What is fat talk? Fat talk is any disparaging dialogue used to describe your body or weight. These can either be negative comments (“I hate my stomach”) to positive comments (“ugh, thank goodness I lost weight so now I can fit into my skinny jeans!).
Fat talk is a contagious type of conversation that most girls/women engage in. If we’re not directly disparaging our bodies, then we listen to other women do it. We participate in conversations that focus solely on our bodies, not our minds.
Fat talk is really about wanting to be someone other than who you are right now. Fat talk is the OPPOSITE of feeling empowered.
Fat talk leads to all sort of negative internal dialogue such as: “I wish my nose was straighter, my hair curlier, I wish I was taller, skinnier, blonder, tanned….I wish, I wish I wish.” I wish I was different. Because for some reason you think your life will be better if only you obtained those things.
Right now, stop and think about how often you engage in these types of conversations on a daily basis? How often do you negatively comment on your appearance?
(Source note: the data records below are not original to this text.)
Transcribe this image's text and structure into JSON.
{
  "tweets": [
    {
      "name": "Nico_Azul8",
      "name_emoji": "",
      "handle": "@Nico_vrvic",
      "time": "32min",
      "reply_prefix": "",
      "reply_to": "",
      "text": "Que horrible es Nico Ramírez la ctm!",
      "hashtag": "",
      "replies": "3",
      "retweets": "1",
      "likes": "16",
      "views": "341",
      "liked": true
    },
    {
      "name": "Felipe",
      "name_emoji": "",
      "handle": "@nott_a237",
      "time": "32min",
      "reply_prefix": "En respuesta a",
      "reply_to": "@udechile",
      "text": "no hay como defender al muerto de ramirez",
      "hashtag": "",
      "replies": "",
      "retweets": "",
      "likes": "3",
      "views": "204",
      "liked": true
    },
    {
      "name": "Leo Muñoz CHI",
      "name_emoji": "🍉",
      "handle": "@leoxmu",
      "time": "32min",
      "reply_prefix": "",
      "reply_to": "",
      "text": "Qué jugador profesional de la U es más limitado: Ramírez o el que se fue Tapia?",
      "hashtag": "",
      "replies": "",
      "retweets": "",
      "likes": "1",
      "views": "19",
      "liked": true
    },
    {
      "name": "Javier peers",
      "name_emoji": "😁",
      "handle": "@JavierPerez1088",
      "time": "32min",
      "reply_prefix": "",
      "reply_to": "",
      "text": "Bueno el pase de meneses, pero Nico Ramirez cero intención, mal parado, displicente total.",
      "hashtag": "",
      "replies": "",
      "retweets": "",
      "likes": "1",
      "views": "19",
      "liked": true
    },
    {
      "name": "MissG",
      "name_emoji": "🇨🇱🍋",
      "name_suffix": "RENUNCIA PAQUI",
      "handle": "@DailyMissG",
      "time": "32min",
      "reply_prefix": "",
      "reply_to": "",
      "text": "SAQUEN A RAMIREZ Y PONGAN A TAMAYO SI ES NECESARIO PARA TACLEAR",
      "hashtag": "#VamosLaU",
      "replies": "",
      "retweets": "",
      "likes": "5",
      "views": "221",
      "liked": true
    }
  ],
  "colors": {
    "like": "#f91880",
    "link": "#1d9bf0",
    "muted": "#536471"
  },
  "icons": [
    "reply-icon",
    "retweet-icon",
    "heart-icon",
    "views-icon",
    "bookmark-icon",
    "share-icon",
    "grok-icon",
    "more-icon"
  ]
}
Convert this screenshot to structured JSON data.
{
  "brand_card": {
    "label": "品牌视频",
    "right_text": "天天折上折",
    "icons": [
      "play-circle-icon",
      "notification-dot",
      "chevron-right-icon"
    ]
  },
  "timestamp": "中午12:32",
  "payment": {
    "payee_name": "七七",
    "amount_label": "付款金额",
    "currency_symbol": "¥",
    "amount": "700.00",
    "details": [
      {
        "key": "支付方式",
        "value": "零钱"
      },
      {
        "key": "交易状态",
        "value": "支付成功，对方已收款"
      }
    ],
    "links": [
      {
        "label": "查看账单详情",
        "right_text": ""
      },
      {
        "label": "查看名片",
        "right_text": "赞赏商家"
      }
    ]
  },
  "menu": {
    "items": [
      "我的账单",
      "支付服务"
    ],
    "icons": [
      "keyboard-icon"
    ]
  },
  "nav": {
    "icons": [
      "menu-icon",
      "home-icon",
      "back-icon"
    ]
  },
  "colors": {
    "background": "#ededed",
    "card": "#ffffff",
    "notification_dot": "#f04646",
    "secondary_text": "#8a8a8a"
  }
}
These types of conversations occur among women all the time. At parties, in the hallway, on the bus, in the grocery store, at the gym, in line at Starbucks or Tim Horton’s, and it definitely occurs in the change room of the GAP or Forever 21. We use fat talk as a way to gain validation from our peers, in hopes that they’ll say “Oh, no you’re not fat.” We also use fat talk to fit in.
The more often you hear fat talk, the greater the chances you’ll engage in it, and the greater the chances you’ll start really believing this nonsense.
We are obsessed with our bodies and social media only fuels our insecurities. Our quest for the thin ideal has restricted our topics of conversation to the body. We are more than just our bodies.
Never, ever fat talk in front of your children. It’s damaging beyond belief.
Stop comparing your body and your features to other people. (I know it’s easier said than done). Be aware of what you’re feeding your mind (photoshopped images, unrealistic celebrity weight loss stories).
Start talking about other more important issues with your friends. Turn fat talk into career talk. We are capable of discussing issues beyond food, nutrition, diet, our bodies, and skinny jeans. Let’s talk about fulfilling our potential, working on our dreams and hanging out with women that inspire us, not just women we want to look like.
Participate in the “friends don’t let friends’ fat talk” movement which aims to replace negative talk with more useful positive affirmations.
Recognize that fat talk is harmful, it leads to body shaming, body dissatisfaction and disordered eating behaviors (see 2012 articles in Psychology of Women’s Quarterly or Sex Roles by Renee Engeln).
When you get a compliment, don’t deflect, don’t self-deprecate, just say thank-you.